However, safe mode is not guaranteed to fix anything. If Windows won’t even start in Safe Mode, you have a bigger problem. Try using System Restore or a System Image Recovery if you have a restore point or system image handy. Remember that using a system image will completely undo everything included in the image, including all of your files and folders.
Use safe mode without networking
If the startup repair utility is not working, the next thing you should try is changing your startup settings. Go to startup settings and then enable safe mode. Stick to safe mode without networking if you don’t know what’s causing the problem.
RELATED: How to Use Safe Mode to Fix Your Windows PC (And When You Should)
Safe mode disables all unnecessary startup apps and services. If starting Windows with Safe Mode enabled allows you to enter Windows, that’s good news, it means your operating system is probably in good shape. The problem is probably a bad driver or another autostart application. If you have a restore point or system image that was created before you started having problems, use that. That will probably fix things.
To note: Using a system image will restore everything, not just drivers and the Windows operating system. All your files will also be restored.

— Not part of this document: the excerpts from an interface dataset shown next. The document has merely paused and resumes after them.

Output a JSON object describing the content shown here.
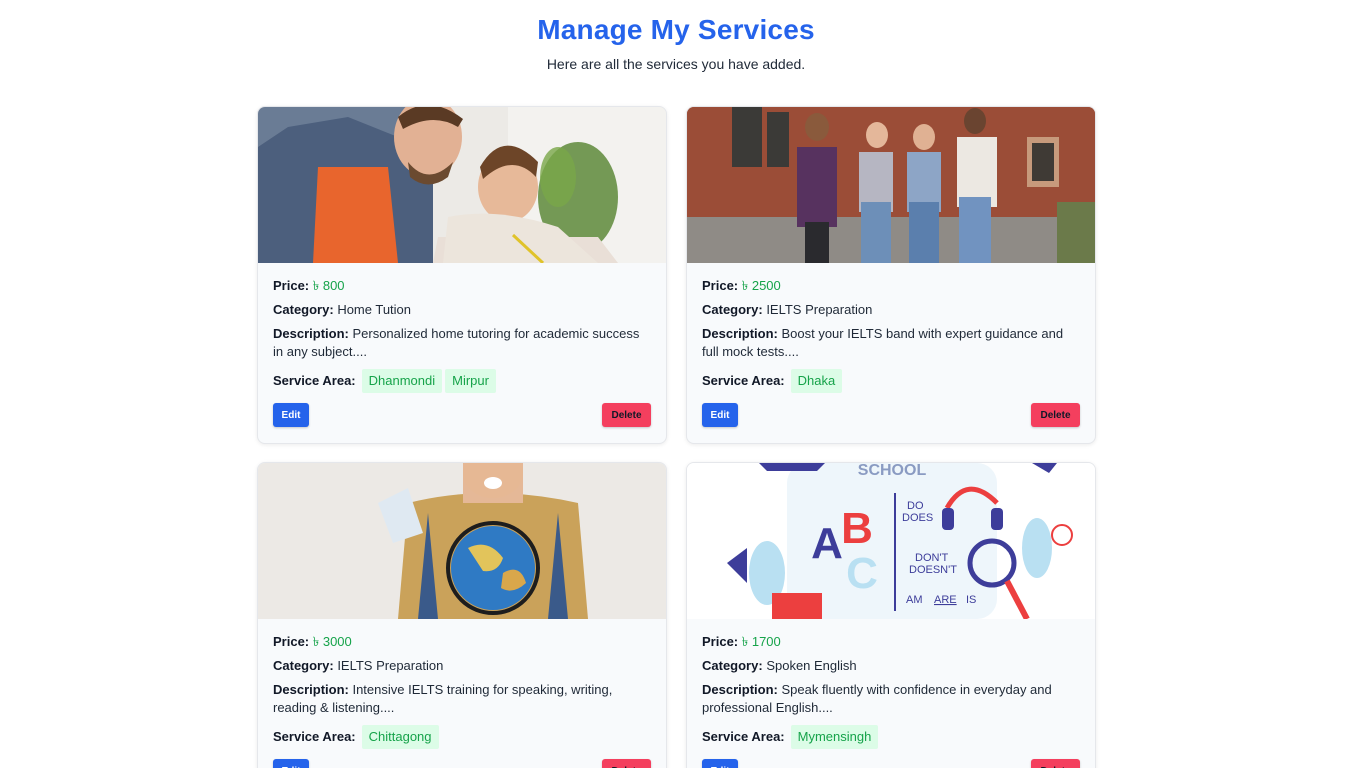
{
  "header": {
    "title": "Manage My Services",
    "subtitle": "Here are all the services you have added."
  },
  "labels": {
    "price": "Price:",
    "category": "Category:",
    "description": "Description:",
    "service_area": "Service Area:",
    "edit": "Edit",
    "delete": "Delete"
  },
  "services": [
    {
      "price": "৳ 800",
      "category": "Home Tution",
      "description": "Personalized home tutoring for academic success in any subject....",
      "areas": [
        "Dhanmondi",
        "Mirpur"
      ],
      "image_alt": "tutor-with-child-photo"
    },
    {
      "price": "৳ 2500",
      "category": "IELTS Preparation",
      "description": "Boost your IELTS band with expert guidance and full mock tests....",
      "areas": [
        "Dhaka"
      ],
      "image_alt": "students-walking-photo"
    },
    {
      "price": "৳ 3000",
      "category": "IELTS Preparation",
      "description": "Intensive IELTS training for speaking, writing, reading & listening....",
      "areas": [
        "Chittagong"
      ],
      "image_alt": "student-with-globe-photo"
    },
    {
      "price": "৳ 1700",
      "category": "Spoken English",
      "description": "Speak fluently with confidence in everyday and professional English....",
      "areas": [
        "Mymensingh"
      ],
      "image_alt": "english-school-illustration",
      "illustration_text": {
        "school": "SCHOOL",
        "a": "A",
        "b": "B",
        "c": "C",
        "do": "DO",
        "does": "DOES",
        "dont": "DON'T",
        "doesnt": "DOESN'T",
        "am": "AM",
        "are": "ARE",
        "is": "IS"
      }
    }
  ],
  "colors": {
    "primary": "#2563eb",
    "price": "#16a34a",
    "chip_bg": "#dcfce7",
    "delete": "#f43f5e"
  }
}
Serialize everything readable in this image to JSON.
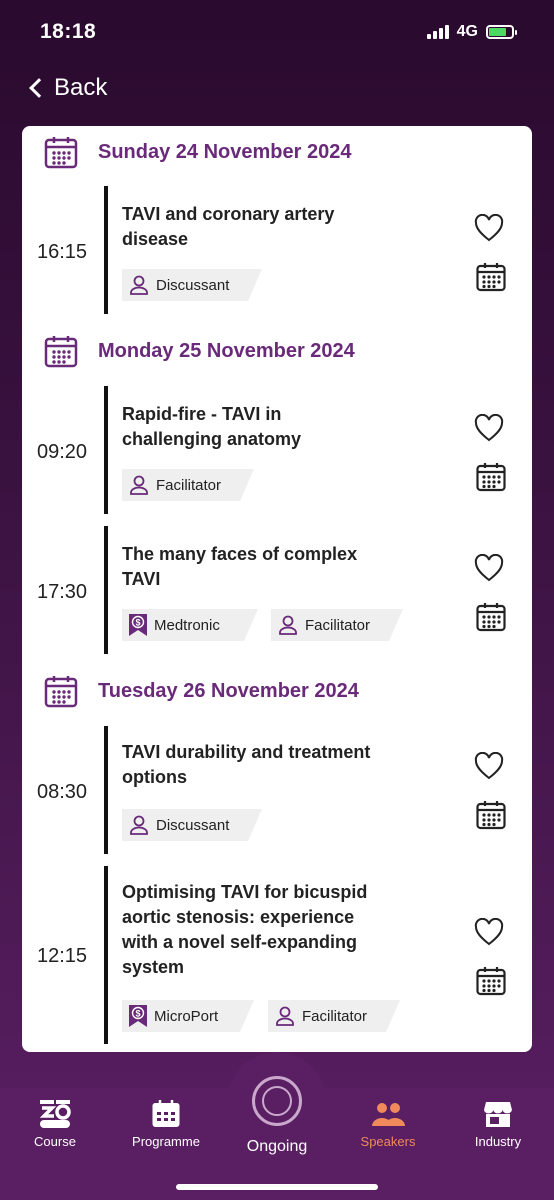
{
  "status": {
    "time": "18:18",
    "network": "4G"
  },
  "nav": {
    "back_label": "Back"
  },
  "days": [
    {
      "date": "Sunday 24 November 2024",
      "sessions": [
        {
          "time": "16:15",
          "title_lines": [
            "TAVI and coronary artery",
            "disease"
          ],
          "tags": [
            {
              "icon": "person-icon",
              "label": "Discussant"
            }
          ]
        }
      ]
    },
    {
      "date": "Monday 25 November 2024",
      "sessions": [
        {
          "time": "09:20",
          "title_lines": [
            "Rapid-fire - TAVI in",
            "challenging anatomy"
          ],
          "tags": [
            {
              "icon": "person-icon",
              "label": "Facilitator"
            }
          ]
        },
        {
          "time": "17:30",
          "title_lines": [
            "The many faces of complex",
            "TAVI"
          ],
          "tags": [
            {
              "icon": "sponsor-icon",
              "label": "Medtronic"
            },
            {
              "icon": "person-icon",
              "label": "Facilitator"
            }
          ]
        }
      ]
    },
    {
      "date": "Tuesday 26 November 2024",
      "sessions": [
        {
          "time": "08:30",
          "title_lines": [
            "TAVI durability and treatment",
            "options"
          ],
          "tags": [
            {
              "icon": "person-icon",
              "label": "Discussant"
            }
          ]
        },
        {
          "time": "12:15",
          "title_lines": [
            "Optimising TAVI for bicuspid",
            "aortic stenosis: experience",
            "with a novel self-expanding",
            "system"
          ],
          "tags": [
            {
              "icon": "sponsor-icon",
              "label": "MicroPort"
            },
            {
              "icon": "person-icon",
              "label": "Facilitator"
            }
          ]
        }
      ]
    }
  ],
  "tabs": [
    {
      "label": "Course",
      "icon": "course-logo-icon"
    },
    {
      "label": "Programme",
      "icon": "calendar-icon"
    },
    {
      "label": "Ongoing",
      "icon": "ongoing-icon"
    },
    {
      "label": "Speakers",
      "icon": "people-icon",
      "active": true
    },
    {
      "label": "Industry",
      "icon": "store-icon"
    }
  ],
  "colors": {
    "accent": "#6a2a7a",
    "active_tab": "#f08a5a",
    "tab_bg": "#5a1f63"
  }
}
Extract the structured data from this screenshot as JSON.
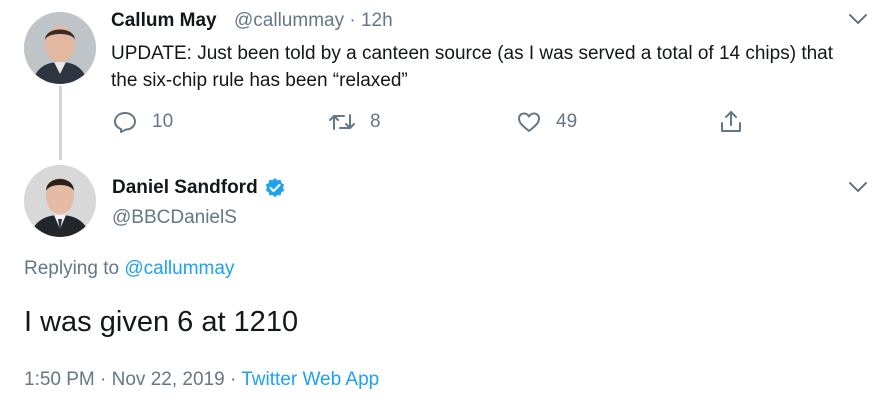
{
  "tweet1": {
    "name": "Callum May",
    "handle": "@callummay",
    "separator": "·",
    "time": "12h",
    "text": "UPDATE: Just been told by a canteen source (as I was served a total of 14 chips) that the six-chip rule has been “relaxed”",
    "replies": "10",
    "retweets": "8",
    "likes": "49"
  },
  "tweet2": {
    "name": "Daniel Sandford",
    "handle": "@BBCDanielS",
    "verified_color": "#1da1f2",
    "replying_prefix": "Replying to",
    "replying_to": "@callummay",
    "text": "I was given 6 at 1210",
    "timestamp": "1:50 PM · Nov 22, 2019 ·",
    "source": "Twitter Web App"
  },
  "colors": {
    "accent": "#1da1f2",
    "muted": "#657786",
    "text": "#14171a"
  }
}
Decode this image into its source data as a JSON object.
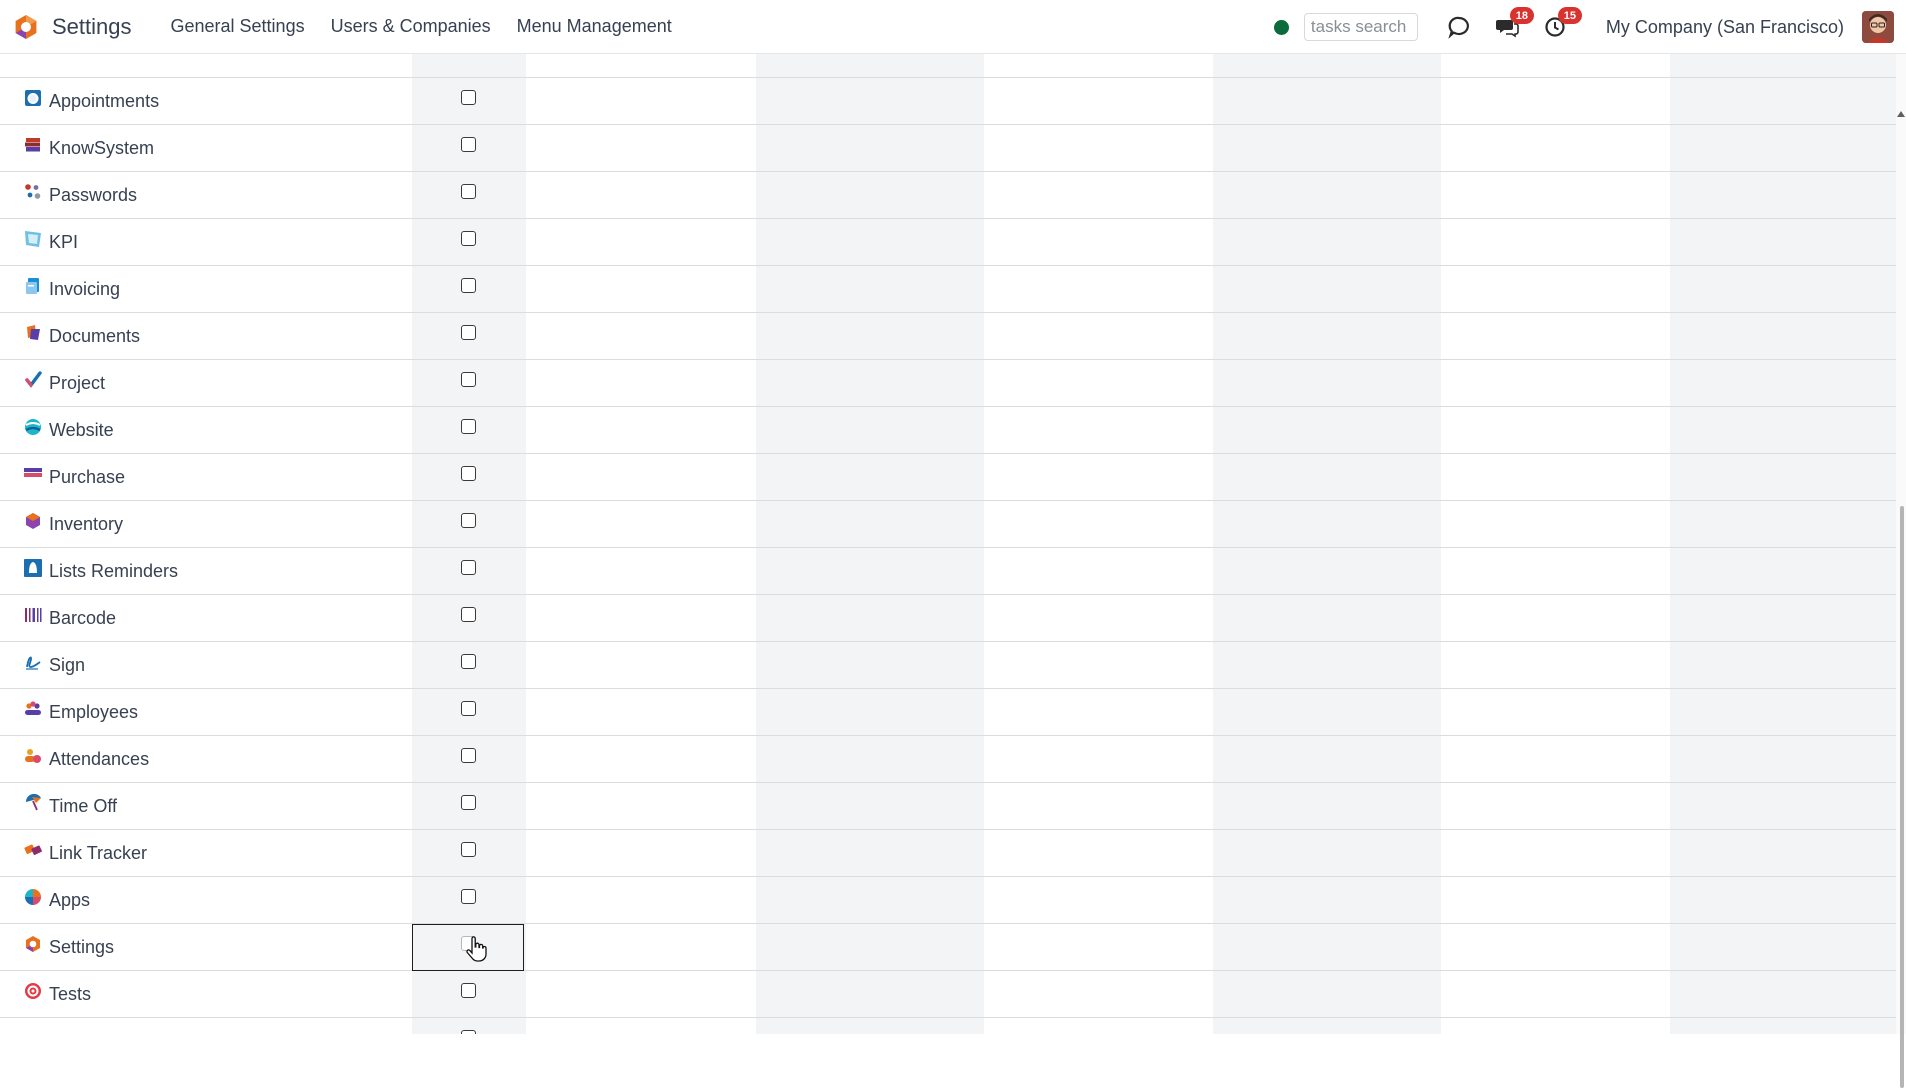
{
  "app": {
    "name": "Settings"
  },
  "nav": {
    "menu": [
      {
        "label": "General Settings"
      },
      {
        "label": "Users & Companies"
      },
      {
        "label": "Menu Management"
      }
    ],
    "search_placeholder": "tasks search",
    "messages_badge": "18",
    "activities_badge": "15",
    "company": "My Company (San Francisco)"
  },
  "rows": [
    {
      "label": "Appointments",
      "icon": "appointments-icon",
      "checked": false
    },
    {
      "label": "KnowSystem",
      "icon": "books-icon",
      "checked": false
    },
    {
      "label": "Passwords",
      "icon": "passwords-icon",
      "checked": false
    },
    {
      "label": "KPI",
      "icon": "kpi-icon",
      "checked": false
    },
    {
      "label": "Invoicing",
      "icon": "invoicing-icon",
      "checked": false
    },
    {
      "label": "Documents",
      "icon": "documents-icon",
      "checked": false
    },
    {
      "label": "Project",
      "icon": "project-check-icon",
      "checked": false
    },
    {
      "label": "Website",
      "icon": "website-globe-icon",
      "checked": false
    },
    {
      "label": "Purchase",
      "icon": "purchase-icon",
      "checked": false
    },
    {
      "label": "Inventory",
      "icon": "inventory-box-icon",
      "checked": false
    },
    {
      "label": "Lists Reminders",
      "icon": "bell-icon",
      "checked": false
    },
    {
      "label": "Barcode",
      "icon": "barcode-icon",
      "checked": false
    },
    {
      "label": "Sign",
      "icon": "signature-icon",
      "checked": false
    },
    {
      "label": "Employees",
      "icon": "employees-icon",
      "checked": false
    },
    {
      "label": "Attendances",
      "icon": "attendances-icon",
      "checked": false
    },
    {
      "label": "Time Off",
      "icon": "umbrella-icon",
      "checked": false
    },
    {
      "label": "Link Tracker",
      "icon": "link-tracker-icon",
      "checked": false
    },
    {
      "label": "Apps",
      "icon": "apps-icon",
      "checked": false
    },
    {
      "label": "Settings",
      "icon": "settings-icon",
      "checked": false,
      "focused": true
    },
    {
      "label": "Tests",
      "icon": "target-icon",
      "checked": false
    }
  ],
  "colors": {
    "brand": "#e8711e",
    "badge": "#d9332f",
    "presence": "#0b6b3a",
    "column_shade": "#f3f4f6"
  }
}
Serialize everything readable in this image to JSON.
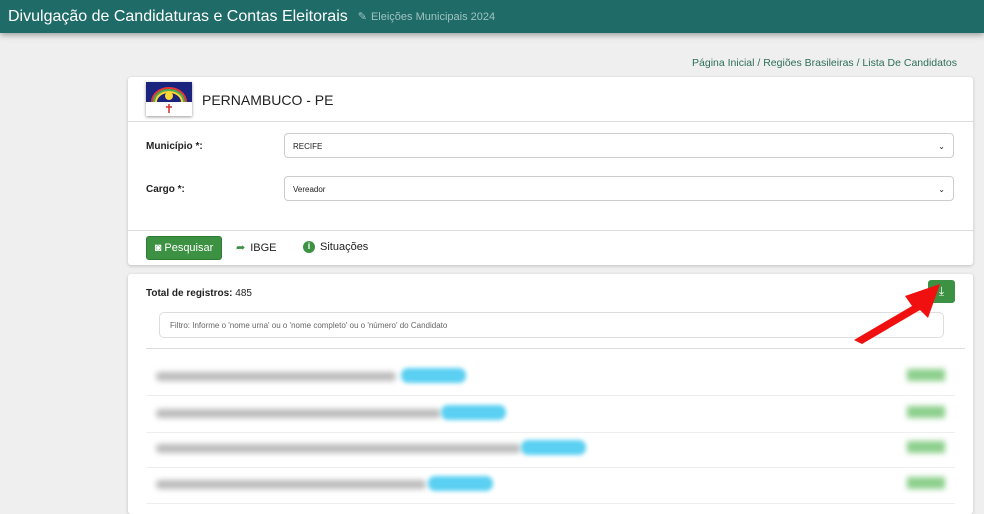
{
  "header": {
    "title": "Divulgação de Candidaturas e Contas Eleitorais",
    "subtitle": "Eleições Municipais 2024"
  },
  "breadcrumb": "Página Inicial / Regiões Brasileiras / Lista De Candidatos",
  "state": "PERNAMBUCO - PE",
  "form": {
    "municipio_label": "Município *:",
    "municipio_value": "RECIFE",
    "cargo_label": "Cargo *:",
    "cargo_value": "Vereador"
  },
  "actions": {
    "search": "Pesquisar",
    "ibge": "IBGE",
    "situacoes": "Situações"
  },
  "results": {
    "total_label": "Total de registros:",
    "total": "485",
    "filter_placeholder": "Filtro: Informe o 'nome urna' ou o 'nome completo' ou o 'número' do Candidato"
  }
}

If using a restore point doesn’t solve things, or if you don’t have one, the solution is still simple but much longer. You should reinstall all your essential drivers and disable all non-essential applications and services that normally start with Windows. Try reinstalling your drivers before disabling any of the startup applications; the drivers are more likely to be the problem, and there’s no point in wasting time disabling apps that aren’t the problem.
To note: You will either need to enable Safe Mode with Networking or transfer the drivers from another computer to a USB drive.
If the drivers aren’t the problem, you should disable all startup apps and re-enable them a few at a time until you find the culprit.
Use command prompt
The Command Prompt available in the Advanced Options menu can do almost anything that a regular Command Prompt can do. The first command you should try is SFC, the System File Checker. It may take a while to run, so be patient and don’t restart your PC if it seems to hang. The DISM command can also help, but you won’t be able to use it with the
/Online dispute. If you try, you will get the following error message:
DISM does not support servicing Windows PE with the /Online option.
If you want to try the DISM command in this scenario, you will need to configure it to use an offline image. It’s not exactly straightforward, so you’d probably be better off trying the next option.
Use Reset this PC
The final option is to exit the Advanced Options menu and use the “Reset this PC” option available on the Troubleshoot page.
RELATED: How “Reset this PC” feature works in Windows 11
Resetting your PC will fix almost any problem you are having. Be sure to select “Keep my files” and “Upload to the cloud” when browsing through the options available to Reset this PC. If Resetting this PC doesn’t fix the problem, you can try a full reinstall of Windows, but chances are that won’t work. If you’ve exhausted the options available in Advanced Startup Options and reinstalled Windows using Reset this PC, chances are your problem is due to a hardware failure.
RELATED: How to Identify the Failing Hardware Component in Your Computer